Please reproduce all of the listing below exactly and drop its images.

* _DATA FOR THIS TASK_
◆ ◆ ◆ ◆
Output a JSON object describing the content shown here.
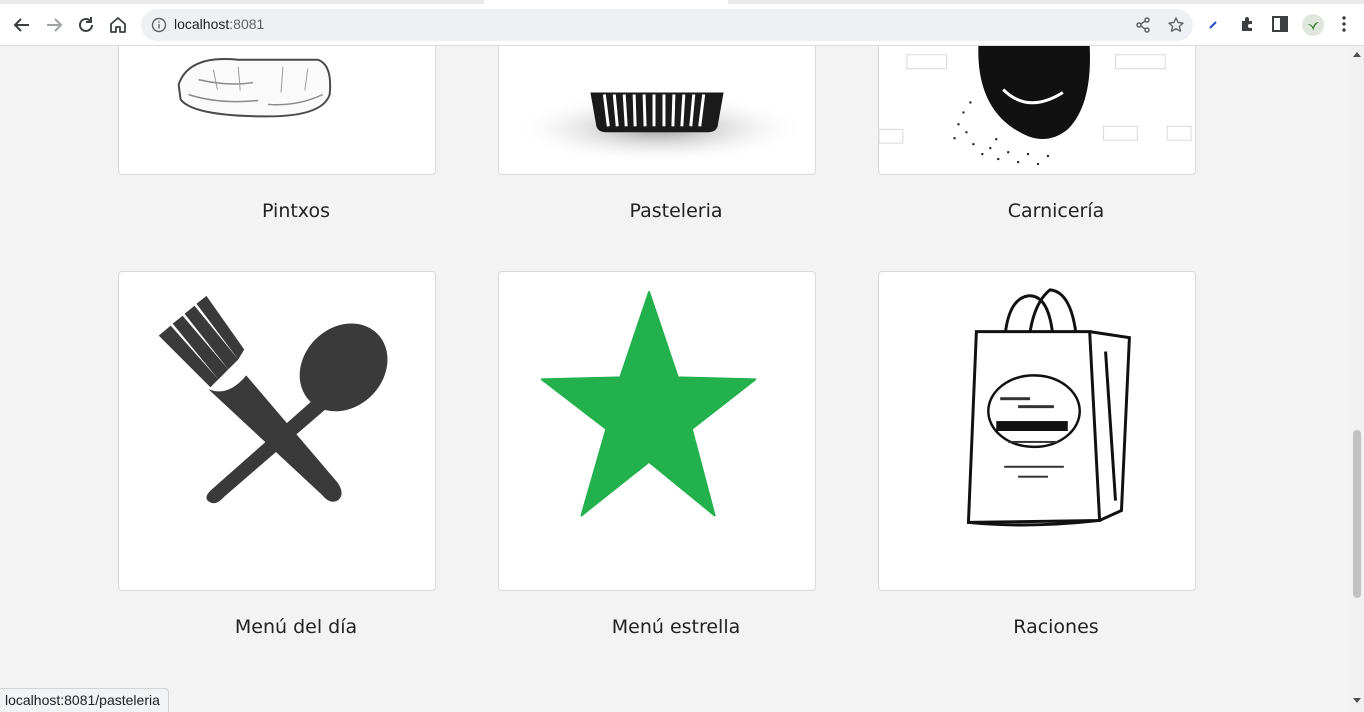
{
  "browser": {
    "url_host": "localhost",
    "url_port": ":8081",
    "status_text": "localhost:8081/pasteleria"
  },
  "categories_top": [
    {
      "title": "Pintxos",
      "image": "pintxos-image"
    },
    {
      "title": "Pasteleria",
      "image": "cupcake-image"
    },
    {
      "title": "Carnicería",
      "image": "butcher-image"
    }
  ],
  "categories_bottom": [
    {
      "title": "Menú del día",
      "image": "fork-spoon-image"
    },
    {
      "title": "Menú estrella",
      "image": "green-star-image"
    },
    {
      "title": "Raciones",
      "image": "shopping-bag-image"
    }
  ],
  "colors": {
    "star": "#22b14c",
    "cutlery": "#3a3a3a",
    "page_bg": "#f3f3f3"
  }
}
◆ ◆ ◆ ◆
* _TASK OUTPUT_
Output a JSON object describing the content shown here.
{
  "browser": {
    "url_host": "localhost",
    "url_port": ":8081",
    "status_text": "localhost:8081/pasteleria"
  },
  "categories_top": [
    {
      "title": "Pintxos",
      "image": "pintxos-image"
    },
    {
      "title": "Pasteleria",
      "image": "cupcake-image"
    },
    {
      "title": "Carnicería",
      "image": "butcher-image"
    }
  ],
  "categories_bottom": [
    {
      "title": "Menú del día",
      "image": "fork-spoon-image"
    },
    {
      "title": "Menú estrella",
      "image": "green-star-image"
    },
    {
      "title": "Raciones",
      "image": "shopping-bag-image"
    }
  ],
  "colors": {
    "star": "#22b14c",
    "cutlery": "#3a3a3a",
    "page_bg": "#f3f3f3"
  }
}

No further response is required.